───── Source information

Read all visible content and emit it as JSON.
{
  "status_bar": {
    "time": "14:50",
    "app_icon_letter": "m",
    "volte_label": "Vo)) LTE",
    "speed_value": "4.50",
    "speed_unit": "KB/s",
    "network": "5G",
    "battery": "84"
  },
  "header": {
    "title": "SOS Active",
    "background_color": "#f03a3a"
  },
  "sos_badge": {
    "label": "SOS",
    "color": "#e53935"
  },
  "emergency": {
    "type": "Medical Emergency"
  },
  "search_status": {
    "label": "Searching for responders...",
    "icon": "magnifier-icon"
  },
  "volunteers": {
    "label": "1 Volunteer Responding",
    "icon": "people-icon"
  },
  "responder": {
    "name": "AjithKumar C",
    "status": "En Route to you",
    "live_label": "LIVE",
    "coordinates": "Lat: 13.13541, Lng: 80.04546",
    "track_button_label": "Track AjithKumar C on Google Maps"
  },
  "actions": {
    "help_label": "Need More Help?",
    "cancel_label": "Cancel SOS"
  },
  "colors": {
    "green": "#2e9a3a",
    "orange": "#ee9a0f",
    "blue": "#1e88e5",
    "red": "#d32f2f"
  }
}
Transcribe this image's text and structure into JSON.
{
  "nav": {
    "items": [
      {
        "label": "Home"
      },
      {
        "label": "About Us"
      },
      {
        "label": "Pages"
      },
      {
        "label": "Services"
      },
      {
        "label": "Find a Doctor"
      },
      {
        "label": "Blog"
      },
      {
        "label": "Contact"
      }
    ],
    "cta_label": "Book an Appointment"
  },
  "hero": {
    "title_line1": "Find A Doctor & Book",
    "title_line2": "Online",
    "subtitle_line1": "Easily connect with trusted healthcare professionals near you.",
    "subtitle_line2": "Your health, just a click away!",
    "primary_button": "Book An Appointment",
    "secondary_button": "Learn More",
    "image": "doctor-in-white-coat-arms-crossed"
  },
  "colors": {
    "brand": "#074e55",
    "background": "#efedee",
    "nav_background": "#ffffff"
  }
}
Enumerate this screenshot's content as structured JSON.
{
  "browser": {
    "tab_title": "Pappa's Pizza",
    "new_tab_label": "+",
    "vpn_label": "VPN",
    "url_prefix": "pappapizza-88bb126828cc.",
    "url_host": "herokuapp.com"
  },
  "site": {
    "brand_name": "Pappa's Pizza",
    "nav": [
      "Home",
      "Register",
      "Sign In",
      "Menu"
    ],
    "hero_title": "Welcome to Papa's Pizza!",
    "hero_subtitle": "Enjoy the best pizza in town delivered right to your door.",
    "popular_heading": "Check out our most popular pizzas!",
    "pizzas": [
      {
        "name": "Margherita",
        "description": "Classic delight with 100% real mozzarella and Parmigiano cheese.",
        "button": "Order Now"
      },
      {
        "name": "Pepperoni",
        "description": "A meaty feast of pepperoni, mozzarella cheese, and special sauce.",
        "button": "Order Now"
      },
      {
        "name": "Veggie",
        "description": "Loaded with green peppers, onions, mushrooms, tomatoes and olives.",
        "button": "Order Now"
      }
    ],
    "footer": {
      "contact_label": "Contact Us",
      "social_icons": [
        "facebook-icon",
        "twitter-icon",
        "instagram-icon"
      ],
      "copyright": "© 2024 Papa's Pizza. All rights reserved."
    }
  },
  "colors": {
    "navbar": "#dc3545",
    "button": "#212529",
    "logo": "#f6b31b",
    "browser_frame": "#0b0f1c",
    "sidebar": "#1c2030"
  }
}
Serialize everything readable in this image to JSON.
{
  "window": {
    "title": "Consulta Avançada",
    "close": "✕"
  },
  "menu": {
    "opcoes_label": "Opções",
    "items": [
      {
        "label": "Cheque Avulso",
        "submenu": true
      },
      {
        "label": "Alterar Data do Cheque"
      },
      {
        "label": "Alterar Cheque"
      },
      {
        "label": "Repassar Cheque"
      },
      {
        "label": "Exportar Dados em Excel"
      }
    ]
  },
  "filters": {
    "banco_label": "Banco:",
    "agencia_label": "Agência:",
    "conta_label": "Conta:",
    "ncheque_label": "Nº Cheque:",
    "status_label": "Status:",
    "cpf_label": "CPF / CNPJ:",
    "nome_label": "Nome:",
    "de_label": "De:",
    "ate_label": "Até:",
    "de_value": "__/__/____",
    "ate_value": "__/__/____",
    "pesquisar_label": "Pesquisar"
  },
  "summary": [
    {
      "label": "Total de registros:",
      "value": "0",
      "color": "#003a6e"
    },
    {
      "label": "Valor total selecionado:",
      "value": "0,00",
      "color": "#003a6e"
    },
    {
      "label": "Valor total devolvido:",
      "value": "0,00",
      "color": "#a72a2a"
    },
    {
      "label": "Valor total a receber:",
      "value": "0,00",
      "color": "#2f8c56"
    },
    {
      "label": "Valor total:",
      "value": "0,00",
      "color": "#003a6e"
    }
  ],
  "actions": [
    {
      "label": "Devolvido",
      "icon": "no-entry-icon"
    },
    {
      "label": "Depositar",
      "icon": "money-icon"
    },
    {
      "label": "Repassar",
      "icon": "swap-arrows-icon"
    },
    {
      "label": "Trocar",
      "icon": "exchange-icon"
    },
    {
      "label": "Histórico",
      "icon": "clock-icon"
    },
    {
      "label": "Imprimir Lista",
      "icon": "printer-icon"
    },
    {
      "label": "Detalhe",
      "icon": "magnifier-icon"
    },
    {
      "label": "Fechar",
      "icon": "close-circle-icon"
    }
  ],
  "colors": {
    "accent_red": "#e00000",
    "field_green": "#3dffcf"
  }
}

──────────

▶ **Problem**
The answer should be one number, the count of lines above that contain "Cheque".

▶ **Your solution**
5